Wet-on-wet printing is frequently used in inkjet printing for graphical and industrial applications, where substrates can be coated with a thin liquid film prior to ink drop deposition. Two drops placed close together are expected to interact via deformations of the thin viscous film, but the nature of these capillary interactions is unknown. Here, we show that the interaction can be attractive or repulsive depending on the distance separating the two drops. The distance at which the interaction changes from attraction to repulsion is found to depend on the thickness of the film and increases over time. We reveal the origin of the non-monotonic interactions, which lies in the appearance of a visco-capillary wave on the thin film induced by the drops. Using the thin-film equation, we identify the scaling law for the spreading of the waves and demonstrate that this governs the range over which the interaction is observed.

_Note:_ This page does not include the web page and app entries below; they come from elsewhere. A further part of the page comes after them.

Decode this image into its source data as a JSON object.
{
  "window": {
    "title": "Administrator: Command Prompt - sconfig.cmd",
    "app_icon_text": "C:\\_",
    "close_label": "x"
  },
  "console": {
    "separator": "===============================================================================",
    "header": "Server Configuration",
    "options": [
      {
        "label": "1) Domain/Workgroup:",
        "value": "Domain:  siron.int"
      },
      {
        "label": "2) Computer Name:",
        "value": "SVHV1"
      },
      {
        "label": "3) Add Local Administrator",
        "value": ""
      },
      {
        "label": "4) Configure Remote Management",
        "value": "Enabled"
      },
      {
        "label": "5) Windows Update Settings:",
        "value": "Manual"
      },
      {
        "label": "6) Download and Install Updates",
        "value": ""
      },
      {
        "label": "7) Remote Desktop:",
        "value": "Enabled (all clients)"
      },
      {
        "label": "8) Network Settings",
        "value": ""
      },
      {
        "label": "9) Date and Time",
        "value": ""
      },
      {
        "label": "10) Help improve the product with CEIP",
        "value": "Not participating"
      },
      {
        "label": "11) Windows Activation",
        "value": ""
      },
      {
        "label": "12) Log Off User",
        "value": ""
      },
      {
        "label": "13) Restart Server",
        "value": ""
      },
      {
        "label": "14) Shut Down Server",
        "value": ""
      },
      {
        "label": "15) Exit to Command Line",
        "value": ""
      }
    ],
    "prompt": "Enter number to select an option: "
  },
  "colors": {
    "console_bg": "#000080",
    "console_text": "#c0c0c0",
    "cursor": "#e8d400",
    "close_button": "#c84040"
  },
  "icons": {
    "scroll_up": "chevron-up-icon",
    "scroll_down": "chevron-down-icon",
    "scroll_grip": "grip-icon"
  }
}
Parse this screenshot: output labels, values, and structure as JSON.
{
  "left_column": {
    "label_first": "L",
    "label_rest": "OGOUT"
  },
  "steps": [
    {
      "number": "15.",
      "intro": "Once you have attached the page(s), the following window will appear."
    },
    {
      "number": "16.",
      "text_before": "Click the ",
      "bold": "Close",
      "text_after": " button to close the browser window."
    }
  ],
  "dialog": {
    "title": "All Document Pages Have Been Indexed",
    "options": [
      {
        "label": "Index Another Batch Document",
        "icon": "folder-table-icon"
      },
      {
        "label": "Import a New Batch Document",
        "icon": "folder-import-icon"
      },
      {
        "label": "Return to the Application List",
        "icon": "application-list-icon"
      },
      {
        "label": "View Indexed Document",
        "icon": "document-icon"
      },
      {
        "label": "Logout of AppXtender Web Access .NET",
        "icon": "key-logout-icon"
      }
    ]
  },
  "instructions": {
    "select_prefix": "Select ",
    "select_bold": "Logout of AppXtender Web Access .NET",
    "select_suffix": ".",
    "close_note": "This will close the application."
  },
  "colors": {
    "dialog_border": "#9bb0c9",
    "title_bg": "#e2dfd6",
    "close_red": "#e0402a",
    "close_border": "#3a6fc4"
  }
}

|Number of pages||5|
|Journal||Applied physics letters|
|Publication status||Published - 29 Oct 2018|
- Liquid interface